"The longer that supply chain is disrupted up in Europe as COVID rears its ugly head, the more we're going to find problems bringing this stuff into the country."
Russia, France and Spain all recently surpassed 1 million confirmed cases each, with the UK not far behind. New Zealand's recent community outbreak originated at a port, but was thankfully caught early, preventing another raising of the alert level.
While exports from New Zealand have held up, Bagrie said imports are down about $7 billion. Partly that's due to reduced demand, with the economy here and globally going through the biggest shock in nearly a century, but supply chain issues are holding up stock from countries like the UK, Italy and France.
Bagrie said he tried to talk down the price of a jetski at the weekend, without luck.
"I hoped I'd be able to go in there and chip a little bit and get a discount - there was no chipping, there was no discounting because they didn't have the product. The products that are there, they're going to expect full margin."
Normally when demand is low, prices come down - but when supply is also low, prices remain where they are - and retailers are less willing to compromise on price, since they can't make up for the reduced margin in sales volume.
"Ironically at the moment in New Zealand we're seeing this two-tiered pricing pressure," said Bagrie.
"Normally when you're going through a demand rut where people are not spending as much as they are normally, well people discount to shift the product. We're certainly seeing that in some parts of the economy - tourism has re-priced for the New Zealand market - but in some sectors because supply is a major issue, well if you want the goods, you're going to pony up."
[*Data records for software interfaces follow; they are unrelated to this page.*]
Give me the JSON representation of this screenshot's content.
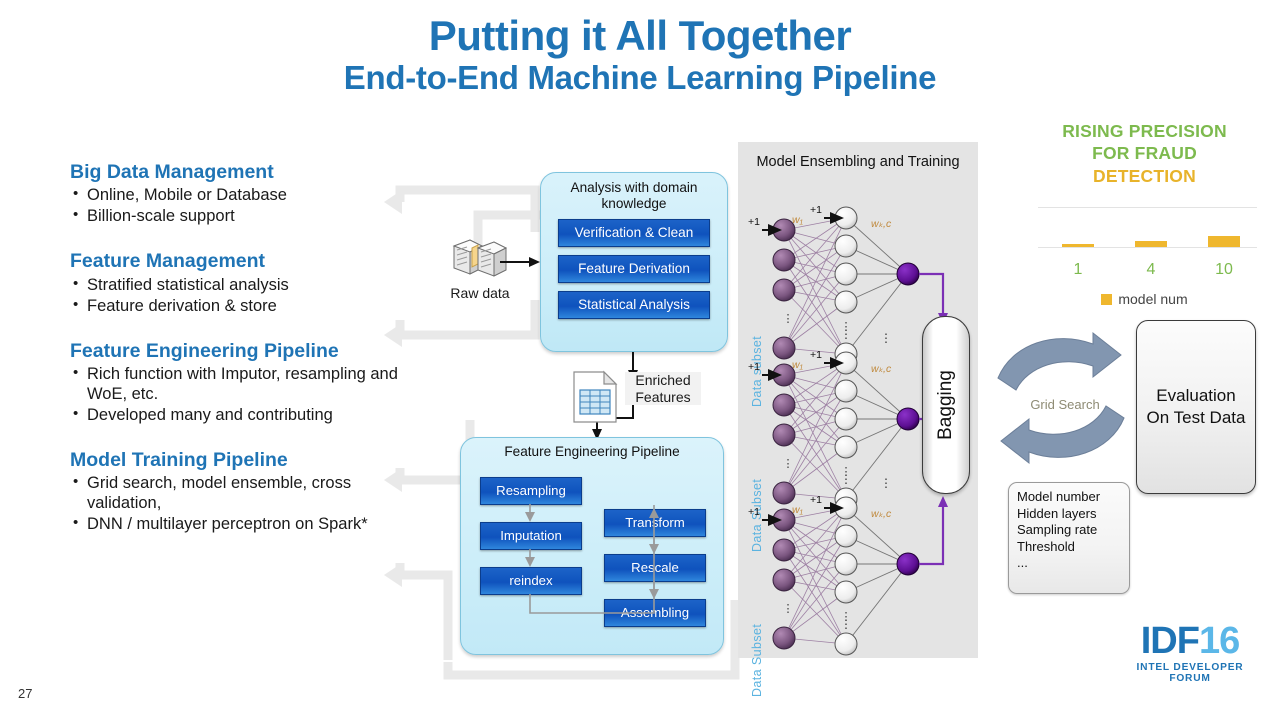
{
  "title": {
    "line1": "Putting it All Together",
    "line2": "End-to-End Machine Learning Pipeline",
    "color": "#1F74B5"
  },
  "sections": [
    {
      "heading": "Big Data Management",
      "bullets": [
        "Online, Mobile or Database",
        "Billion-scale support"
      ]
    },
    {
      "heading": "Feature Management",
      "bullets": [
        "Stratified statistical analysis",
        "Feature derivation & store"
      ]
    },
    {
      "heading": "Feature Engineering Pipeline",
      "bullets": [
        "Rich function with Imputor, resampling and WoE, etc.",
        "Developed many and contributing"
      ]
    },
    {
      "heading": "Model Training Pipeline",
      "bullets": [
        "Grid search, model ensemble, cross validation,",
        "DNN / multilayer perceptron on Spark*"
      ]
    }
  ],
  "raw_data": {
    "label": "Raw data"
  },
  "analysis_box": {
    "title": "Analysis with domain knowledge",
    "buttons": [
      "Verification & Clean",
      "Feature Derivation",
      "Statistical Analysis"
    ]
  },
  "enriched": {
    "label": "Enriched Features"
  },
  "feature_engineering_box": {
    "title": "Feature Engineering Pipeline",
    "left_column": [
      "Resampling",
      "Imputation",
      "reindex"
    ],
    "right_column": [
      "Transform",
      "Rescale",
      "Assembling"
    ]
  },
  "ensembling": {
    "title": "Model Ensembling and Training",
    "subset_labels": [
      "Data subset",
      "Data Subset",
      "Data Subset"
    ],
    "bias_label": "+1",
    "weight_labels": [
      "w₁",
      "wₖ,ᴄ"
    ],
    "bagging_label": "Bagging"
  },
  "chart_data": {
    "type": "bar",
    "title": "RISING PRECISION FOR FRAUD DETECTION",
    "title_lines": [
      "RISING PRECISION",
      "FOR FRAUD",
      "DETECTION"
    ],
    "categories": [
      "1",
      "4",
      "10"
    ],
    "values": [
      2,
      5,
      9
    ],
    "series": [
      {
        "name": "model num",
        "values": [
          2,
          5,
          9
        ]
      }
    ],
    "xlabel": "",
    "ylabel": "",
    "ylim": [
      0,
      12
    ],
    "legend": [
      "model num"
    ],
    "legend_position": "bottom",
    "grid": true,
    "bar_color": "#EFB72E",
    "title_colors": [
      "#7DBA4E",
      "#7DBA4E",
      "#E8B32A"
    ],
    "tick_label_color": "#7DBA4E"
  },
  "grid_search": {
    "label": "Grid Search"
  },
  "evaluation": {
    "line1": "Evaluation",
    "line2": "On Test Data"
  },
  "params": {
    "items": [
      "Model number",
      "Hidden layers",
      "Sampling rate",
      "Threshold",
      "..."
    ]
  },
  "footer": {
    "page_number": "27",
    "logo_main_a": "IDF",
    "logo_main_b": "16",
    "logo_sub": "INTEL DEVELOPER FORUM"
  }
}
With further lockdowns and disruption likely over the northern hemisphere winter, Bagrie says it might pay to get your shopping done sooner, rather than later.